  6. On Tuesday the Delhi High Court refused to grant bail to a woman’s mother and grandmother accused of abducting and attacking the woman and her newly wed husband and chopping off his private parts.
    • the Court said, The conduct of the concerned police officials in this regard is deprecable and needs to be looked into and necessary action taken. Any such lapse cannot be accepted on behalf of the police.
    • the Court observed that questions of faith have no bearing on an individual’s freedom to choose a life partner and that this freedom is an intrinsic part of right to life and personal liberty under Article 21 of the Constitution.
  7. On Tuesday the Bombay High Court ruled that in motor accident claims cases, there is no bar on Motor Accident Claims Tribunal (MACT) or courts awarding compensation which is higher than the amount claimed by the accident survivor/ victim.  (Yogesh Subhash Panchal v. Mohd. Hussain Malik & connected appeal)
  8. On Tuesday the Delhi High Court issued notice to the Central government and Central Reserve Police Force (CRPF) on judoka and Arjuna awardee Akram Shah’s plea seeking out-of-turn promotion to the rank of Deputy Commandant for having won bronze medal in 2014 Asian Games as head coach.  (Akram Shah vs. Union of India & Ors)
  9. On Tuesday the Delhi High Court directed the special court to decide bail plea of a man booked under Unlawful Activities Prevention Act (UAPA), within 75 days. (Manzar Imam v NIA)
  10. On Tuesday the Madras High Court said that the emergence of digital media, and unrestrained, unverified posts on social media were degrading India’s credibility, and diminishing the respect that other countries around the globe have for “mother India.”
  11. Last Week a Mumbai court convicted a 25-year-old businessman for sexually harassing a minor girl by calling her an “item”.  (State v. Abrar Noor Mohd Khan)
  12. On Monday the Kerala High Court held that the letter issued Kerala Governor Arif Mohammed Khan, directing the Vice Chancellors (VC) of nine universities in Kerala to resign, was no longer valid since the Governor himself later issued show cause notices asking the VCs for their response.
  13. The Pune District Court issued a bizarre notice on October 20 asked women lawyers not to “arrange” their hair in open court since the same disturbs the functioning of the Court.
  14. Last Week the Bombay High Court refused to stay the release of the Hindi film ‘Thank God’ starring Ajay Devgan, Sidharth Malhotra and Rakul Preet.
  15. On Tuesday the High Court of Jammu & Kashmir and Ladakh upheld the amendments to the Jammu and Kashmir Reservation Rules, 2005, by which 4 percent reservation was provided to ‘Pahari Speaking People’ in respect of each service, class, category and grade in services and posts under the Union Territory. (Mohammad Anwar Chowdhary and others V/s UT of Jammu and Kashmir and others)
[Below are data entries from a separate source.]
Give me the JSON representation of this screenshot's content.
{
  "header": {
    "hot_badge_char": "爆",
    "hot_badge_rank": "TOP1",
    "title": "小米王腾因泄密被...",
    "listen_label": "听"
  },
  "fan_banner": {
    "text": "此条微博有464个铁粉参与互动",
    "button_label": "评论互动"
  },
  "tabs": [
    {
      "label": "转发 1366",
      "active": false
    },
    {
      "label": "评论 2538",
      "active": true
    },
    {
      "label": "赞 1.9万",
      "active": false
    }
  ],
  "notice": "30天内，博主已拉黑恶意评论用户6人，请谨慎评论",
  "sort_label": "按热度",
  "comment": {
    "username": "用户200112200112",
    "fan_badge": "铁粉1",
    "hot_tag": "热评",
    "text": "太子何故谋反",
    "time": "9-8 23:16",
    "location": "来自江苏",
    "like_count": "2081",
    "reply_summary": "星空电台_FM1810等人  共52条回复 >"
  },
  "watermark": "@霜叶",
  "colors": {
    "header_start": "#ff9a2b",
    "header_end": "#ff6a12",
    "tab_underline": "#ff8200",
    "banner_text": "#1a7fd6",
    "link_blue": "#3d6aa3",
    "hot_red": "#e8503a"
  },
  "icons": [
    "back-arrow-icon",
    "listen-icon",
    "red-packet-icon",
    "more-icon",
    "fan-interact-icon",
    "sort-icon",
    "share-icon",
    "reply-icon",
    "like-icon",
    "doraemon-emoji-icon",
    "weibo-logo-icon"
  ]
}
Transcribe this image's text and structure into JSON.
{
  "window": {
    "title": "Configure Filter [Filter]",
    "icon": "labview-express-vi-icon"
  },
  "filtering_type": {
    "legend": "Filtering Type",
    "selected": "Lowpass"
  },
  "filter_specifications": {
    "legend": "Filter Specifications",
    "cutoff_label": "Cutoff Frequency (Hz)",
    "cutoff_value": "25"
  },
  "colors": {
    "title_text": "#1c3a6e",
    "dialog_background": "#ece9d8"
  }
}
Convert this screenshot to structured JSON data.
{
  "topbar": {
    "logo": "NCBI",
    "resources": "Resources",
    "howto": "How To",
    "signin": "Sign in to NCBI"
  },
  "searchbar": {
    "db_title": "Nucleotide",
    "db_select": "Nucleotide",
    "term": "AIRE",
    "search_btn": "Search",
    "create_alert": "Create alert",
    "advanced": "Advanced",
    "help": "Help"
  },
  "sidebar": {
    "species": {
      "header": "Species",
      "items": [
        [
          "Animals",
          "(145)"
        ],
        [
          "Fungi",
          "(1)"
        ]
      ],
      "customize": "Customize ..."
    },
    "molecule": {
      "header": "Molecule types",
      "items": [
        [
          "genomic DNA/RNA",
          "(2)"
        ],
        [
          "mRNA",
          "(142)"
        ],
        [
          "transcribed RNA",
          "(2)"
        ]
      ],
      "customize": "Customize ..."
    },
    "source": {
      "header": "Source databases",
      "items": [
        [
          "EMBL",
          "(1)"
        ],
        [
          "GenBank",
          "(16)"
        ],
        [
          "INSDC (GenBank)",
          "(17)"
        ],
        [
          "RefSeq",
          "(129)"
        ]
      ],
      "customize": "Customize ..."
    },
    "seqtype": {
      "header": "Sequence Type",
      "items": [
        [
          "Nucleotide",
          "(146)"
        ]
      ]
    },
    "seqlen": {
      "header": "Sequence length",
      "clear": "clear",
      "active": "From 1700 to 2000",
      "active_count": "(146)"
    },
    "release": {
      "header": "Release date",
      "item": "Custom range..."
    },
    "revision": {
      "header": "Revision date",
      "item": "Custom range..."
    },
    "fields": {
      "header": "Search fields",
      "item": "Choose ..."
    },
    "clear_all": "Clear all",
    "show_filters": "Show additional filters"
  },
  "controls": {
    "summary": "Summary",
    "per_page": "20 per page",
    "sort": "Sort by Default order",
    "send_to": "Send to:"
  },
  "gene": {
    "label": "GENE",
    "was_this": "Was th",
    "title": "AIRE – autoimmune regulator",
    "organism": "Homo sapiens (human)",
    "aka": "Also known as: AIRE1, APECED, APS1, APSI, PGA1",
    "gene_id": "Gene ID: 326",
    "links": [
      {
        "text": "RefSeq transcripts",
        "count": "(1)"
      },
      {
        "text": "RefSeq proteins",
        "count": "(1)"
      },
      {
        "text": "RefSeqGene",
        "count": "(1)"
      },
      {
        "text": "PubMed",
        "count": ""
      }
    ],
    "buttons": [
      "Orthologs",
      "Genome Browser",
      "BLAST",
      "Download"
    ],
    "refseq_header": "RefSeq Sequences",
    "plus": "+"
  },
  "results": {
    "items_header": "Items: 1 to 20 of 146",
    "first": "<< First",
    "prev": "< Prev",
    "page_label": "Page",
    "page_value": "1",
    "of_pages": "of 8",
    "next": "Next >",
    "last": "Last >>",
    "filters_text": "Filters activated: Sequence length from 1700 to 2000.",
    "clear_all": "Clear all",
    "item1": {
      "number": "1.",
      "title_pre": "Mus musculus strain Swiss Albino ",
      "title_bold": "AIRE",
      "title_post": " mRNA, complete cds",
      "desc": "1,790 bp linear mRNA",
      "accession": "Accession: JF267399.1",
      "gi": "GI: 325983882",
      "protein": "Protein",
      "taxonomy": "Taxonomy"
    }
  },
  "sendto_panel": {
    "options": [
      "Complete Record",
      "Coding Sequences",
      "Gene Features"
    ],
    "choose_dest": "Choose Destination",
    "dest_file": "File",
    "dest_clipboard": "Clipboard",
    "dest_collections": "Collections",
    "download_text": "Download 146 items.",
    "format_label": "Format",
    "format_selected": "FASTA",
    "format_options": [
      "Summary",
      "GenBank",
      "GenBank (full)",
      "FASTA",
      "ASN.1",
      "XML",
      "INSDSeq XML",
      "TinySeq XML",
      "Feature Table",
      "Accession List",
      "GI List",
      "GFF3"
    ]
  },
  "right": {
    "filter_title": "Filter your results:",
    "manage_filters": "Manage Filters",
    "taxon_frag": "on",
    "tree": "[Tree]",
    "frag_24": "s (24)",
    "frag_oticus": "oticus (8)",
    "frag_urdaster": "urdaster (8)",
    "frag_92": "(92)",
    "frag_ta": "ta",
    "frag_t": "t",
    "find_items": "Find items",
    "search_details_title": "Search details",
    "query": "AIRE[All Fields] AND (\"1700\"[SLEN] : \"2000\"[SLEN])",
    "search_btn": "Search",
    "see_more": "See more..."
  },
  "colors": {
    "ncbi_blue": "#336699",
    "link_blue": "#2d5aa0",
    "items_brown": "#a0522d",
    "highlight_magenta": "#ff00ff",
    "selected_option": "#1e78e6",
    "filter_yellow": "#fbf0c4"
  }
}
  16. On Tuesday two courts have taken contradictory views as regards the evidentiary weight of statements made by dismissed cop Sachin Waze with regard to the corruption and money laundering cases against Nationalist Congress Party (NCP) leader Anil Deshmukh.

Legal Prudent Fraternity